The old sailor Scobie is a tragi-comic character in the Quartet.  The character is so beloved that after his death he is deified (with a shrine erected in his honor) and summoned by ventriloquism in the fourth volume.  The lovable Scobie is a transvestite and pederast and brews literally lethal moonshine in his bathtub. The sailor's drunken yarns are about Toby, the mischief-making love of his life.  Scobie's transgressions are forgiven perhaps due to the sweetness in evidence as he waxes on about his beloved lost friend Toby.  I have been scanning old family photographs and I find one of a gentle faced mutt in the then raw backyard of Fulton Avenue. It is taken before I was born.
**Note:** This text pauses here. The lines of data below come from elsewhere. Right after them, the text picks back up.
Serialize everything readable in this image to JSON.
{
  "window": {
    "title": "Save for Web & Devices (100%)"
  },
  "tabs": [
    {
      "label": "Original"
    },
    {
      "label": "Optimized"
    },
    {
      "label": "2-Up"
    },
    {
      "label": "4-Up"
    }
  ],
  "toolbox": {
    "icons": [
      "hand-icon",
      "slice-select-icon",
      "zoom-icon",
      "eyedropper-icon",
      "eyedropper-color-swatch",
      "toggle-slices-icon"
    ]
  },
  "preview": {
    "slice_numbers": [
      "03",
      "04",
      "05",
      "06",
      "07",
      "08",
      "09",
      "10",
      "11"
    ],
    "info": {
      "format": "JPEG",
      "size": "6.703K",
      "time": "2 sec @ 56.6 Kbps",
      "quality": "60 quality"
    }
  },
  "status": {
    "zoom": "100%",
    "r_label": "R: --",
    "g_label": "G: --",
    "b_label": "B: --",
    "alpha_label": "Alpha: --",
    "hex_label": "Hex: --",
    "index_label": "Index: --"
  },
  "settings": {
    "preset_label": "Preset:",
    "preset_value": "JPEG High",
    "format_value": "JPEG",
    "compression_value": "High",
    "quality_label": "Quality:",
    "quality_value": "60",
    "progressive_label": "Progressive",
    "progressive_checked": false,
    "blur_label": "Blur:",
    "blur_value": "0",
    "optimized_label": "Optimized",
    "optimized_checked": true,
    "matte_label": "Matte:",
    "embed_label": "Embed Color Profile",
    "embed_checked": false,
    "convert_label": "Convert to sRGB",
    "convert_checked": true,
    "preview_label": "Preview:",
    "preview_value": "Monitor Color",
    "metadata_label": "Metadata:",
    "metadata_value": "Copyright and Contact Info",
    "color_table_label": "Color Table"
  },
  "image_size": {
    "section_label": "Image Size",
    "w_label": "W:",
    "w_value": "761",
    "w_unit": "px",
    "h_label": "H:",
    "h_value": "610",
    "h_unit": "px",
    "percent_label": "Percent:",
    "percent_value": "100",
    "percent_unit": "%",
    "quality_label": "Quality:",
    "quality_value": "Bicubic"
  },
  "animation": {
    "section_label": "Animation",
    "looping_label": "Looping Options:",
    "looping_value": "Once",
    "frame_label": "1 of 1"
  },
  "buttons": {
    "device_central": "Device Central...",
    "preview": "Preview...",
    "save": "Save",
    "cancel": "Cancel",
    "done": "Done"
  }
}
The dog's name is Toby and he ran into the street and was run over. My parents' divorce was acrimonious and left me confused about their affection for me. I remember though how comforting it was that both would weep when they remembered little Toby. My house is a bit more peaceful than the one I grew up in but again and again, our dogs reaffirm our commonality and humanness.

1 comment:

John L. Murphy / "FionnchĂș" said...

I know it's been two tough weeks, if of different levels of challenge. I am glad Rover waited until we returned and that you survived the AQ with nails still manicured and pedicured. Being Johnston, I got to see a lot of bare feet, socks in sandals, and open-toed female feet during the thirty-plus hours in Hearth in those challenging chairs.

Thanks for the kind words and I reiterate how you held your own in spirited fashion, even if I was miffed that others (I could not do so without favoritism) did not repeat or riff on your astute comments throughout, but I was very proud of you. Still am. xxx me